* **Listed records**:
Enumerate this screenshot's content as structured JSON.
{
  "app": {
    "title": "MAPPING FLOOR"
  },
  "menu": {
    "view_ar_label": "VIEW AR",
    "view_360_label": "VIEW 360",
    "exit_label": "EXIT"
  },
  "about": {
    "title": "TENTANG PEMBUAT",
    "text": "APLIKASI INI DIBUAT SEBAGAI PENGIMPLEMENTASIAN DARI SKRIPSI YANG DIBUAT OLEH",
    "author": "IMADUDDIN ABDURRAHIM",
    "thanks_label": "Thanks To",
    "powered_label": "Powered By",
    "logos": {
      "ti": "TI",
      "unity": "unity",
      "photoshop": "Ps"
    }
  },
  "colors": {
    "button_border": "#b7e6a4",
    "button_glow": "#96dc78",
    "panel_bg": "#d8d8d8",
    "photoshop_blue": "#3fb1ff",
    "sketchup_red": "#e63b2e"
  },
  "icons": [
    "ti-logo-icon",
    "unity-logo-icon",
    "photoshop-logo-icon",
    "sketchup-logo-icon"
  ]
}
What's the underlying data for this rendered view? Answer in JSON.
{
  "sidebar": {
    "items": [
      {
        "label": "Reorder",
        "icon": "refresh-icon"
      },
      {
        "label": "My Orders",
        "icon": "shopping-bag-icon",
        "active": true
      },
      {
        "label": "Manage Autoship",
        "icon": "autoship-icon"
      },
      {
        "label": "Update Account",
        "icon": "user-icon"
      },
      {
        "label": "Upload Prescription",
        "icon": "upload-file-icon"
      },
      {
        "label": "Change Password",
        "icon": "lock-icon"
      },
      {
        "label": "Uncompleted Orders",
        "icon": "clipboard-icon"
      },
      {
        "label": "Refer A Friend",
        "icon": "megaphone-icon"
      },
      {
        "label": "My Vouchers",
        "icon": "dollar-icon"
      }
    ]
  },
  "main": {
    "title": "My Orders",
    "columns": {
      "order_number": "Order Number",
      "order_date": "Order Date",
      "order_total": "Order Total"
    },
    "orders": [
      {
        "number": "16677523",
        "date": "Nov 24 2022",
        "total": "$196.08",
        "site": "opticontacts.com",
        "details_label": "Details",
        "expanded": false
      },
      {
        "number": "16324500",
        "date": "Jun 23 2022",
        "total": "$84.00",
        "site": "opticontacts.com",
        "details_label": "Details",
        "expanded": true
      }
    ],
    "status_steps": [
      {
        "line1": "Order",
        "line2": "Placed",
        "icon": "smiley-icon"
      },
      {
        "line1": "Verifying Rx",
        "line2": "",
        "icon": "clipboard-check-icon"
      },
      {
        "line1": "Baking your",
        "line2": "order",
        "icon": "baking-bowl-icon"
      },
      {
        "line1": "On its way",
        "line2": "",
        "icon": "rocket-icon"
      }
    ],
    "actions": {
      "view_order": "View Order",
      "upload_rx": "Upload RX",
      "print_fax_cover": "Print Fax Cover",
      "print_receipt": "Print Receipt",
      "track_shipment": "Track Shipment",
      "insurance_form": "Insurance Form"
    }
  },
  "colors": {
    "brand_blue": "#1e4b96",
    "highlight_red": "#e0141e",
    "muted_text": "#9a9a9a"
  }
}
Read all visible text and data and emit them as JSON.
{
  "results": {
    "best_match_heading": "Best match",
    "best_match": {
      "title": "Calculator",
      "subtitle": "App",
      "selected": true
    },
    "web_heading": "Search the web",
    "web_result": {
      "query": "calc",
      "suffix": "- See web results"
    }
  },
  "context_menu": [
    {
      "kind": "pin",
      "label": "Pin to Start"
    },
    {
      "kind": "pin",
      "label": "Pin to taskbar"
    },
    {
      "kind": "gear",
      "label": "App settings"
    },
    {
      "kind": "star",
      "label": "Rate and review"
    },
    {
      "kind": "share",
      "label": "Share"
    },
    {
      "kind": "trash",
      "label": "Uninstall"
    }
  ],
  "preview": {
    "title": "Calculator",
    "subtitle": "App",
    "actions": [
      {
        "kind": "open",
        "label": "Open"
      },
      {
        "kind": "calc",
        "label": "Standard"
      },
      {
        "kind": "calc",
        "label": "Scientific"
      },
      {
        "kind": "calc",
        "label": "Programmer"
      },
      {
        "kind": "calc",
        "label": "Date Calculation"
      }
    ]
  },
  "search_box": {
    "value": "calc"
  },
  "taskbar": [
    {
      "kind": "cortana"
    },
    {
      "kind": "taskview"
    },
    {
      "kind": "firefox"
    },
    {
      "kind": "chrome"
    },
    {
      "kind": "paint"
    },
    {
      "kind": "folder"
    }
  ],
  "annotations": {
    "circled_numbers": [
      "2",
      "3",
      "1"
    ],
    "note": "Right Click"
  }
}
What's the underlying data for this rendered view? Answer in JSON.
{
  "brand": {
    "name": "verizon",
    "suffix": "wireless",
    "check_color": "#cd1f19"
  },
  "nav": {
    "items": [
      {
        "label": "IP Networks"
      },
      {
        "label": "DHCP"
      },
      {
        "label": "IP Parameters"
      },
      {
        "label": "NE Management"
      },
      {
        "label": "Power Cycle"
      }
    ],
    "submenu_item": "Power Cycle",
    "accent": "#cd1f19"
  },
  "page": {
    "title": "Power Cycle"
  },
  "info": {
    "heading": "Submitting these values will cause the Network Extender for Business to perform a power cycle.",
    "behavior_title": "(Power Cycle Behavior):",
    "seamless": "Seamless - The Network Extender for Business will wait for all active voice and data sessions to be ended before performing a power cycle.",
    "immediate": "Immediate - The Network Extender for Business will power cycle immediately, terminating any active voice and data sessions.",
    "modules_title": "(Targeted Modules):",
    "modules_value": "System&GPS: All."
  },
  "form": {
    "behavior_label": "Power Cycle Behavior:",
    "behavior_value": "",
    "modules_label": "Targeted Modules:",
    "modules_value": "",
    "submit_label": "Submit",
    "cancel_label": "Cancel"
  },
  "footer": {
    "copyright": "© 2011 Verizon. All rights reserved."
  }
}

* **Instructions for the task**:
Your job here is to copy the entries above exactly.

* **Exercise result**:
Enumerate this screenshot's content as structured JSON.
{
  "app": {
    "title": "MAPPING FLOOR"
  },
  "menu": {
    "view_ar_label": "VIEW AR",
    "view_360_label": "VIEW 360",
    "exit_label": "EXIT"
  },
  "about": {
    "title": "TENTANG PEMBUAT",
    "text": "APLIKASI INI DIBUAT SEBAGAI PENGIMPLEMENTASIAN DARI SKRIPSI YANG DIBUAT OLEH",
    "author": "IMADUDDIN ABDURRAHIM",
    "thanks_label": "Thanks To",
    "powered_label": "Powered By",
    "logos": {
      "ti": "TI",
      "unity": "unity",
      "photoshop": "Ps"
    }
  },
  "colors": {
    "button_border": "#b7e6a4",
    "button_glow": "#96dc78",
    "panel_bg": "#d8d8d8",
    "photoshop_blue": "#3fb1ff",
    "sketchup_red": "#e63b2e"
  },
  "icons": [
    "ti-logo-icon",
    "unity-logo-icon",
    "photoshop-logo-icon",
    "sketchup-logo-icon"
  ]
}
What's the underlying data for this rendered view? Answer in JSON.
{
  "sidebar": {
    "items": [
      {
        "label": "Reorder",
        "icon": "refresh-icon"
      },
      {
        "label": "My Orders",
        "icon": "shopping-bag-icon",
        "active": true
      },
      {
        "label": "Manage Autoship",
        "icon": "autoship-icon"
      },
      {
        "label": "Update Account",
        "icon": "user-icon"
      },
      {
        "label": "Upload Prescription",
        "icon": "upload-file-icon"
      },
      {
        "label": "Change Password",
        "icon": "lock-icon"
      },
      {
        "label": "Uncompleted Orders",
        "icon": "clipboard-icon"
      },
      {
        "label": "Refer A Friend",
        "icon": "megaphone-icon"
      },
      {
        "label": "My Vouchers",
        "icon": "dollar-icon"
      }
    ]
  },
  "main": {
    "title": "My Orders",
    "columns": {
      "order_number": "Order Number",
      "order_date": "Order Date",
      "order_total": "Order Total"
    },
    "orders": [
      {
        "number": "16677523",
        "date": "Nov 24 2022",
        "total": "$196.08",
        "site": "opticontacts.com",
        "details_label": "Details",
        "expanded": false
      },
      {
        "number": "16324500",
        "date": "Jun 23 2022",
        "total": "$84.00",
        "site": "opticontacts.com",
        "details_label": "Details",
        "expanded": true
      }
    ],
    "status_steps": [
      {
        "line1": "Order",
        "line2": "Placed",
        "icon": "smiley-icon"
      },
      {
        "line1": "Verifying Rx",
        "line2": "",
        "icon": "clipboard-check-icon"
      },
      {
        "line1": "Baking your",
        "line2": "order",
        "icon": "baking-bowl-icon"
      },
      {
        "line1": "On its way",
        "line2": "",
        "icon": "rocket-icon"
      }
    ],
    "actions": {
      "view_order": "View Order",
      "upload_rx": "Upload RX",
      "print_fax_cover": "Print Fax Cover",
      "print_receipt": "Print Receipt",
      "track_shipment": "Track Shipment",
      "insurance_form": "Insurance Form"
    }
  },
  "colors": {
    "brand_blue": "#1e4b96",
    "highlight_red": "#e0141e",
    "muted_text": "#9a9a9a"
  }
}
Read all visible text and data and emit them as JSON.
{
  "results": {
    "best_match_heading": "Best match",
    "best_match": {
      "title": "Calculator",
      "subtitle": "App",
      "selected": true
    },
    "web_heading": "Search the web",
    "web_result": {
      "query": "calc",
      "suffix": "- See web results"
    }
  },
  "context_menu": [
    {
      "kind": "pin",
      "label": "Pin to Start"
    },
    {
      "kind": "pin",
      "label": "Pin to taskbar"
    },
    {
      "kind": "gear",
      "label": "App settings"
    },
    {
      "kind": "star",
      "label": "Rate and review"
    },
    {
      "kind": "share",
      "label": "Share"
    },
    {
      "kind": "trash",
      "label": "Uninstall"
    }
  ],
  "preview": {
    "title": "Calculator",
    "subtitle": "App",
    "actions": [
      {
        "kind": "open",
        "label": "Open"
      },
      {
        "kind": "calc",
        "label": "Standard"
      },
      {
        "kind": "calc",
        "label": "Scientific"
      },
      {
        "kind": "calc",
        "label": "Programmer"
      },
      {
        "kind": "calc",
        "label": "Date Calculation"
      }
    ]
  },
  "search_box": {
    "value": "calc"
  },
  "taskbar": [
    {
      "kind": "cortana"
    },
    {
      "kind": "taskview"
    },
    {
      "kind": "firefox"
    },
    {
      "kind": "chrome"
    },
    {
      "kind": "paint"
    },
    {
      "kind": "folder"
    }
  ],
  "annotations": {
    "circled_numbers": [
      "2",
      "3",
      "1"
    ],
    "note": "Right Click"
  }
}
What's the underlying data for this rendered view? Answer in JSON.
{
  "brand": {
    "name": "verizon",
    "suffix": "wireless",
    "check_color": "#cd1f19"
  },
  "nav": {
    "items": [
      {
        "label": "IP Networks"
      },
      {
        "label": "DHCP"
      },
      {
        "label": "IP Parameters"
      },
      {
        "label": "NE Management"
      },
      {
        "label": "Power Cycle"
      }
    ],
    "submenu_item": "Power Cycle",
    "accent": "#cd1f19"
  },
  "page": {
    "title": "Power Cycle"
  },
  "info": {
    "heading": "Submitting these values will cause the Network Extender for Business to perform a power cycle.",
    "behavior_title": "(Power Cycle Behavior):",
    "seamless": "Seamless - The Network Extender for Business will wait for all active voice and data sessions to be ended before performing a power cycle.",
    "immediate": "Immediate - The Network Extender for Business will power cycle immediately, terminating any active voice and data sessions.",
    "modules_title": "(Targeted Modules):",
    "modules_value": "System&GPS: All."
  },
  "form": {
    "behavior_label": "Power Cycle Behavior:",
    "behavior_value": "",
    "modules_label": "Targeted Modules:",
    "modules_value": "",
    "submit_label": "Submit",
    "cancel_label": "Cancel"
  },
  "footer": {
    "copyright": "© 2011 Verizon. All rights reserved."
  }
}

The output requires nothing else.